- _EXERCISE GOAL_: Leave the images out, and copy each of the records below exactly.

(Page and application data records)
★ ★ ★ ★

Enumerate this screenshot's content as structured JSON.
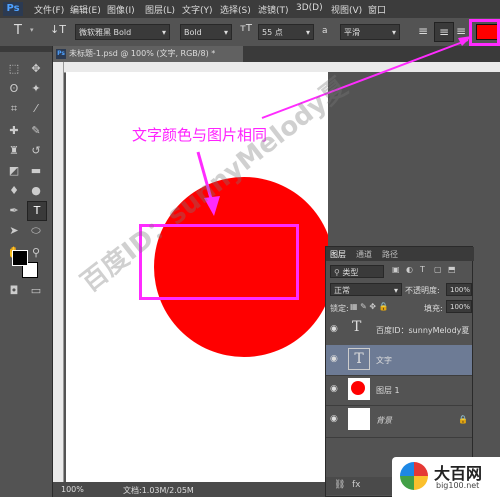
{
  "app": {
    "logo": "Ps",
    "menus": [
      "文件(F)",
      "编辑(E)",
      "图像(I)",
      "图层(L)",
      "文字(Y)",
      "选择(S)",
      "滤镜(T)",
      "3D(D)",
      "视图(V)",
      "窗口"
    ]
  },
  "options": {
    "font_family": "微软雅黑 Bold",
    "font_style": "Bold",
    "font_size": "55 点",
    "aa_label": "a",
    "aa_mode": "平滑",
    "text_color": "#ff0000"
  },
  "document": {
    "tab_title": "未标题-1.psd @ 100% (文字, RGB/8) *",
    "status_zoom": "100%",
    "status_doc": "文档:1.03M/2.05M"
  },
  "layers_panel": {
    "tabs": [
      "图层",
      "通道",
      "路径"
    ],
    "filter_label": "类型",
    "blend_mode": "正常",
    "opacity_label": "不透明度:",
    "opacity_value": "100%",
    "lock_label": "锁定:",
    "fill_label": "填充:",
    "fill_value": "100%",
    "layers": [
      {
        "name": "百度ID：sunnyMelody夏",
        "kind": "text"
      },
      {
        "name": "文字",
        "kind": "text"
      },
      {
        "name": "图层 1",
        "kind": "shape"
      },
      {
        "name": "背景",
        "kind": "background"
      }
    ]
  },
  "annotation": {
    "note": "文字颜色与图片相同"
  },
  "watermark": {
    "text": "百度ID：sunnyMelody夏"
  },
  "site_logo": {
    "name": "大百网",
    "url": "big100.net"
  },
  "colors": {
    "fill_red": "#ff0000",
    "annotation": "#ff2bff"
  }
}
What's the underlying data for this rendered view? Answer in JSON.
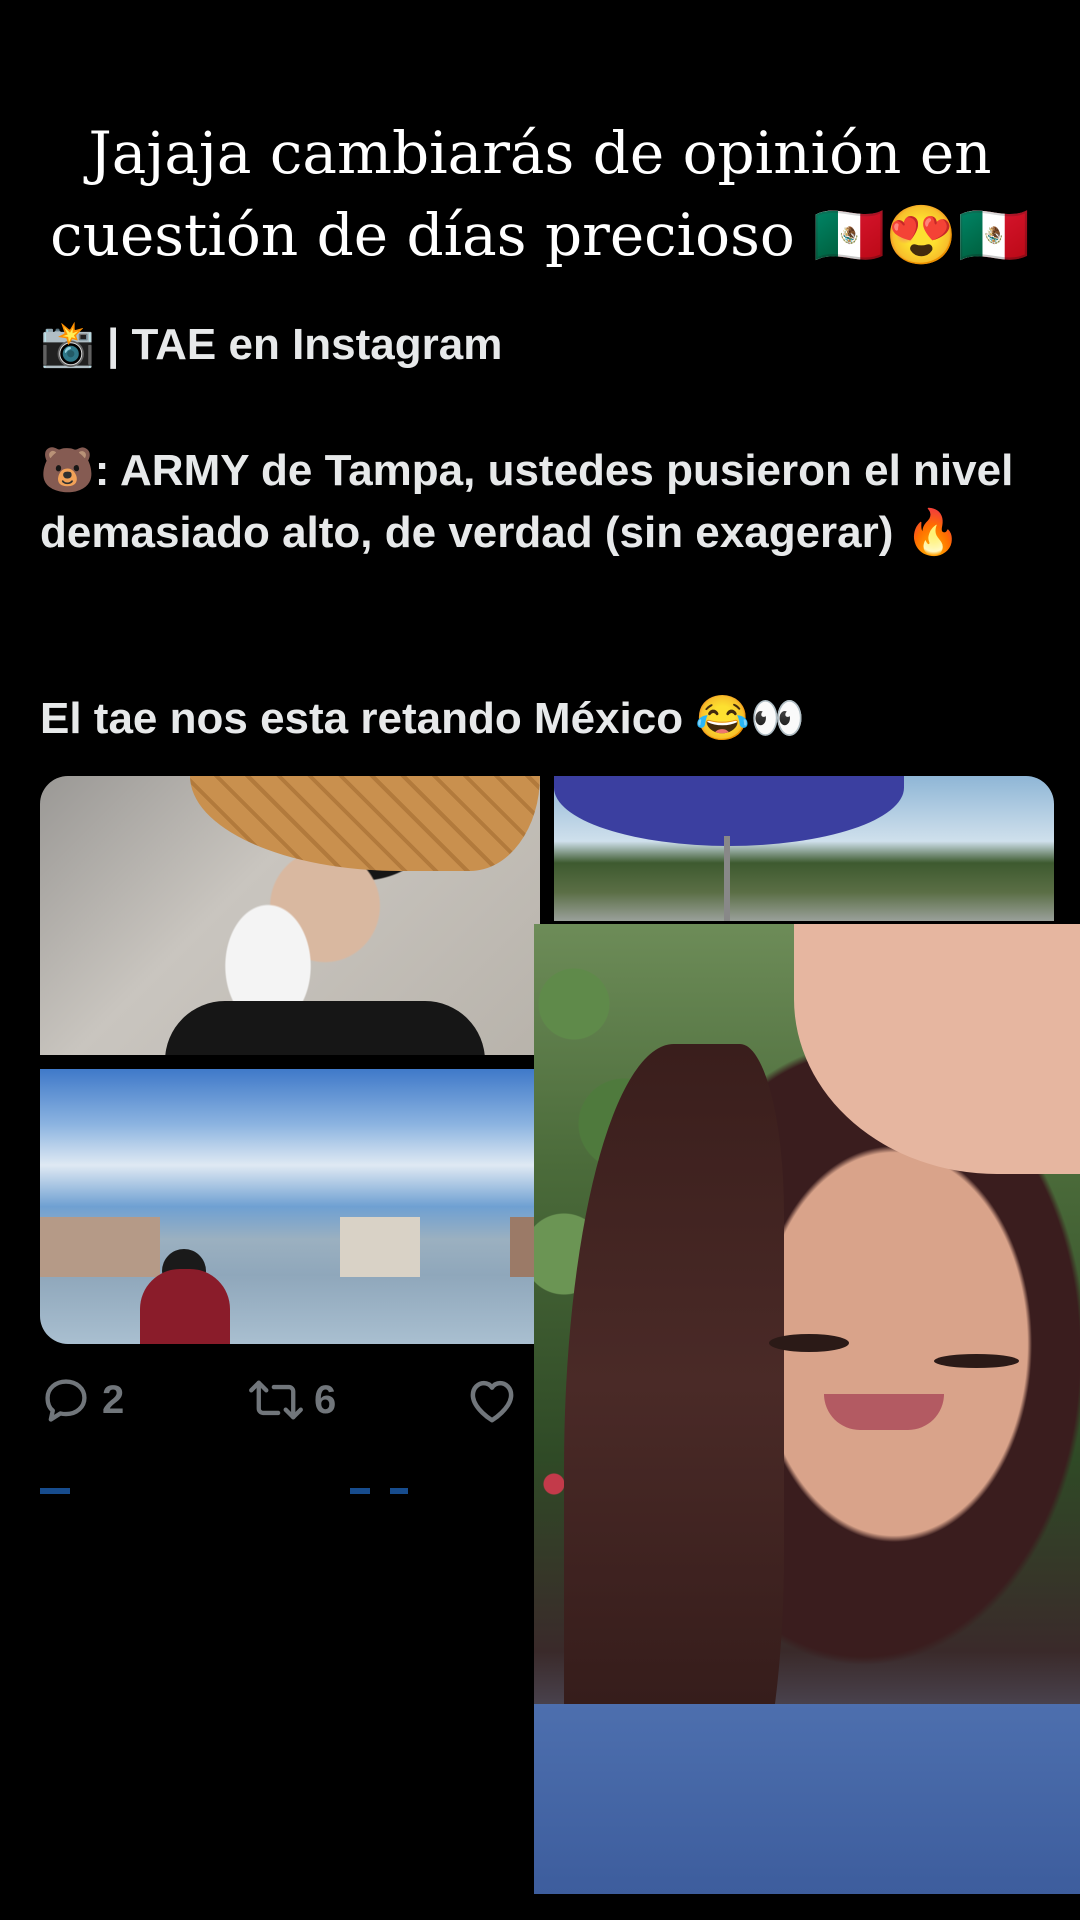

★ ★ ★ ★

- _RESULT OF THIS EXERCISE_:
Enumerate this screenshot's content as structured JSON.
{
  "app": {
    "logo": "Ps",
    "menus": [
      "文件(F)",
      "编辑(E)",
      "图像(I)",
      "图层(L)",
      "文字(Y)",
      "选择(S)",
      "滤镜(T)",
      "3D(D)",
      "视图(V)",
      "窗口"
    ]
  },
  "options": {
    "font_family": "微软雅黑 Bold",
    "font_style": "Bold",
    "font_size": "55 点",
    "aa_label": "a",
    "aa_mode": "平滑",
    "text_color": "#ff0000"
  },
  "document": {
    "tab_title": "未标题-1.psd @ 100% (文字, RGB/8) *",
    "status_zoom": "100%",
    "status_doc": "文档:1.03M/2.05M"
  },
  "layers_panel": {
    "tabs": [
      "图层",
      "通道",
      "路径"
    ],
    "filter_label": "类型",
    "blend_mode": "正常",
    "opacity_label": "不透明度:",
    "opacity_value": "100%",
    "lock_label": "锁定:",
    "fill_label": "填充:",
    "fill_value": "100%",
    "layers": [
      {
        "name": "百度ID：sunnyMelody夏",
        "kind": "text"
      },
      {
        "name": "文字",
        "kind": "text"
      },
      {
        "name": "图层 1",
        "kind": "shape"
      },
      {
        "name": "背景",
        "kind": "background"
      }
    ]
  },
  "annotation": {
    "note": "文字颜色与图片相同"
  },
  "watermark": {
    "text": "百度ID：sunnyMelody夏"
  },
  "site_logo": {
    "name": "大百网",
    "url": "big100.net"
  },
  "colors": {
    "fill_red": "#ff0000",
    "annotation": "#ff2bff"
  }
}
What's the underlying data for this rendered view? Answer in JSON.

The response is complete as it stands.